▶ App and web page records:
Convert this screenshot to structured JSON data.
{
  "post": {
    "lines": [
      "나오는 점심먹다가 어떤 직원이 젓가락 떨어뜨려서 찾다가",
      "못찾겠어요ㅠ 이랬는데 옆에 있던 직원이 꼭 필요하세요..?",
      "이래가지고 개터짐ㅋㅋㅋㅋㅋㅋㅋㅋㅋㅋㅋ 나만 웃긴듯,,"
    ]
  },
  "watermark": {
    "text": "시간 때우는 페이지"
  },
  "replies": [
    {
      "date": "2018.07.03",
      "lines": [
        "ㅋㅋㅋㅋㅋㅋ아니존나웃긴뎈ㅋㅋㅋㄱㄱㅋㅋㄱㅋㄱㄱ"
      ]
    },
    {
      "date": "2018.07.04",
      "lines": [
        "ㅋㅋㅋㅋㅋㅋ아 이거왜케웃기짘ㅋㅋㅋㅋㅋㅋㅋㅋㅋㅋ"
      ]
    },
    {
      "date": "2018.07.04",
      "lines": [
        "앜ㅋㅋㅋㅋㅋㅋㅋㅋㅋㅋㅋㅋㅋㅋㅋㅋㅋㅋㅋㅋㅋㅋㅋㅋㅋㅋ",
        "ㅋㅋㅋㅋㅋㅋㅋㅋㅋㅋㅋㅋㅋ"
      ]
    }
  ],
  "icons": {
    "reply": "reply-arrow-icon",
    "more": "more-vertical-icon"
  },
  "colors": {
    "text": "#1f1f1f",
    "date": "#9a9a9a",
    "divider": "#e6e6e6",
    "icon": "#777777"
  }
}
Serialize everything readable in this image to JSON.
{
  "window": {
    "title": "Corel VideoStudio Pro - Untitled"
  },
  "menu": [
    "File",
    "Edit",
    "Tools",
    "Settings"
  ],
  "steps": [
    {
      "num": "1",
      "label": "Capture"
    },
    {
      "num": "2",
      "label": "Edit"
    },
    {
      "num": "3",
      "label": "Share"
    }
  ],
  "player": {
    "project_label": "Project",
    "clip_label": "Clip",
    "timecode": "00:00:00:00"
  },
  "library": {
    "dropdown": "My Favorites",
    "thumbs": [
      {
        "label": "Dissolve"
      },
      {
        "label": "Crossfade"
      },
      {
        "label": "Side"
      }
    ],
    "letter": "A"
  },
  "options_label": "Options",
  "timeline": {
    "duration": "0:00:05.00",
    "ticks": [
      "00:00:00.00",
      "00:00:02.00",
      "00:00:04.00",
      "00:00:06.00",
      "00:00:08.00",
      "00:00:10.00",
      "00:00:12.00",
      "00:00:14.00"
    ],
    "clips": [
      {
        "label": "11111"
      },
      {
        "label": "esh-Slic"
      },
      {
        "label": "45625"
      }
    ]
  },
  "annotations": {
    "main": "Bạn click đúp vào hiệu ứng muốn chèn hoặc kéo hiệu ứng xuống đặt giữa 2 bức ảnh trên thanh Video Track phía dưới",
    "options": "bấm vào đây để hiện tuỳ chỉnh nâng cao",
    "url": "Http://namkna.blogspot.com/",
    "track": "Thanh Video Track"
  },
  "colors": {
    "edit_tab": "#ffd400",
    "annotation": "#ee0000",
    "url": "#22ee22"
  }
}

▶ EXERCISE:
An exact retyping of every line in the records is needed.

▶ EXPECTED OUTPUT:
Convert this screenshot to structured JSON data.
{
  "post": {
    "lines": [
      "나오는 점심먹다가 어떤 직원이 젓가락 떨어뜨려서 찾다가",
      "못찾겠어요ㅠ 이랬는데 옆에 있던 직원이 꼭 필요하세요..?",
      "이래가지고 개터짐ㅋㅋㅋㅋㅋㅋㅋㅋㅋㅋㅋ 나만 웃긴듯,,"
    ]
  },
  "watermark": {
    "text": "시간 때우는 페이지"
  },
  "replies": [
    {
      "date": "2018.07.03",
      "lines": [
        "ㅋㅋㅋㅋㅋㅋ아니존나웃긴뎈ㅋㅋㅋㄱㄱㅋㅋㄱㅋㄱㄱ"
      ]
    },
    {
      "date": "2018.07.04",
      "lines": [
        "ㅋㅋㅋㅋㅋㅋ아 이거왜케웃기짘ㅋㅋㅋㅋㅋㅋㅋㅋㅋㅋ"
      ]
    },
    {
      "date": "2018.07.04",
      "lines": [
        "앜ㅋㅋㅋㅋㅋㅋㅋㅋㅋㅋㅋㅋㅋㅋㅋㅋㅋㅋㅋㅋㅋㅋㅋㅋㅋㅋ",
        "ㅋㅋㅋㅋㅋㅋㅋㅋㅋㅋㅋㅋㅋ"
      ]
    }
  ],
  "icons": {
    "reply": "reply-arrow-icon",
    "more": "more-vertical-icon"
  },
  "colors": {
    "text": "#1f1f1f",
    "date": "#9a9a9a",
    "divider": "#e6e6e6",
    "icon": "#777777"
  }
}
Serialize everything readable in this image to JSON.
{
  "window": {
    "title": "Corel VideoStudio Pro - Untitled"
  },
  "menu": [
    "File",
    "Edit",
    "Tools",
    "Settings"
  ],
  "steps": [
    {
      "num": "1",
      "label": "Capture"
    },
    {
      "num": "2",
      "label": "Edit"
    },
    {
      "num": "3",
      "label": "Share"
    }
  ],
  "player": {
    "project_label": "Project",
    "clip_label": "Clip",
    "timecode": "00:00:00:00"
  },
  "library": {
    "dropdown": "My Favorites",
    "thumbs": [
      {
        "label": "Dissolve"
      },
      {
        "label": "Crossfade"
      },
      {
        "label": "Side"
      }
    ],
    "letter": "A"
  },
  "options_label": "Options",
  "timeline": {
    "duration": "0:00:05.00",
    "ticks": [
      "00:00:00.00",
      "00:00:02.00",
      "00:00:04.00",
      "00:00:06.00",
      "00:00:08.00",
      "00:00:10.00",
      "00:00:12.00",
      "00:00:14.00"
    ],
    "clips": [
      {
        "label": "11111"
      },
      {
        "label": "esh-Slic"
      },
      {
        "label": "45625"
      }
    ]
  },
  "annotations": {
    "main": "Bạn click đúp vào hiệu ứng muốn chèn hoặc kéo hiệu ứng xuống đặt giữa 2 bức ảnh trên thanh Video Track phía dưới",
    "options": "bấm vào đây để hiện tuỳ chỉnh nâng cao",
    "url": "Http://namkna.blogspot.com/",
    "track": "Thanh Video Track"
  },
  "colors": {
    "edit_tab": "#ffd400",
    "annotation": "#ee0000",
    "url": "#22ee22"
  }
}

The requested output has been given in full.